BEGIN

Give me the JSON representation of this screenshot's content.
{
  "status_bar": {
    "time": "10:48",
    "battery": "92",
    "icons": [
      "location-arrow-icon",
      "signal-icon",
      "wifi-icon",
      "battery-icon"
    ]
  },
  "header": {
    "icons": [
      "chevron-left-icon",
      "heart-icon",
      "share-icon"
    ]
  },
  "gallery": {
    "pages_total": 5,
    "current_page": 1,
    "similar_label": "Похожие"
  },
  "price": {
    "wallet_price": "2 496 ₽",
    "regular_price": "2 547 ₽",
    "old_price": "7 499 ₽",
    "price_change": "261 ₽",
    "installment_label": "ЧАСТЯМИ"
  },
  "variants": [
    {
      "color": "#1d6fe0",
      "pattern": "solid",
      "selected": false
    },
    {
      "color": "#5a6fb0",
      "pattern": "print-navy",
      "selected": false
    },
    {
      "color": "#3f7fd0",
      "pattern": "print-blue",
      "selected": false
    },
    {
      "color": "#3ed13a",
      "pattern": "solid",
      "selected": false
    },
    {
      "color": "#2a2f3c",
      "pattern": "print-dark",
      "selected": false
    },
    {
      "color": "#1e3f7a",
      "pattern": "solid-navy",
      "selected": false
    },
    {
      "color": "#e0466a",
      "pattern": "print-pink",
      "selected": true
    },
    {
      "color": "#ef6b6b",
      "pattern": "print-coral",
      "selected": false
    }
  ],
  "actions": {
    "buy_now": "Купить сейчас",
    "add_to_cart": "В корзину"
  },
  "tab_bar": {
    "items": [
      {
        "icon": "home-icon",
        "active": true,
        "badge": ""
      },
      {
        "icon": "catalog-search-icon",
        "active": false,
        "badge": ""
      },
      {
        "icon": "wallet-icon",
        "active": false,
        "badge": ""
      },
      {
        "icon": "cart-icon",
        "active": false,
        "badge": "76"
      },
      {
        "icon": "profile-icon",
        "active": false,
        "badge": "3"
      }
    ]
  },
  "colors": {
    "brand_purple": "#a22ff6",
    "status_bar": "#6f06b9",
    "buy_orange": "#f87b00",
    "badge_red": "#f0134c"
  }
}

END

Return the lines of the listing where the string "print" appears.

      "pattern": "print-navy",
      "pattern": "print-blue",
      "pattern": "print-dark",
      "pattern": "print-pink",
      "pattern": "print-coral",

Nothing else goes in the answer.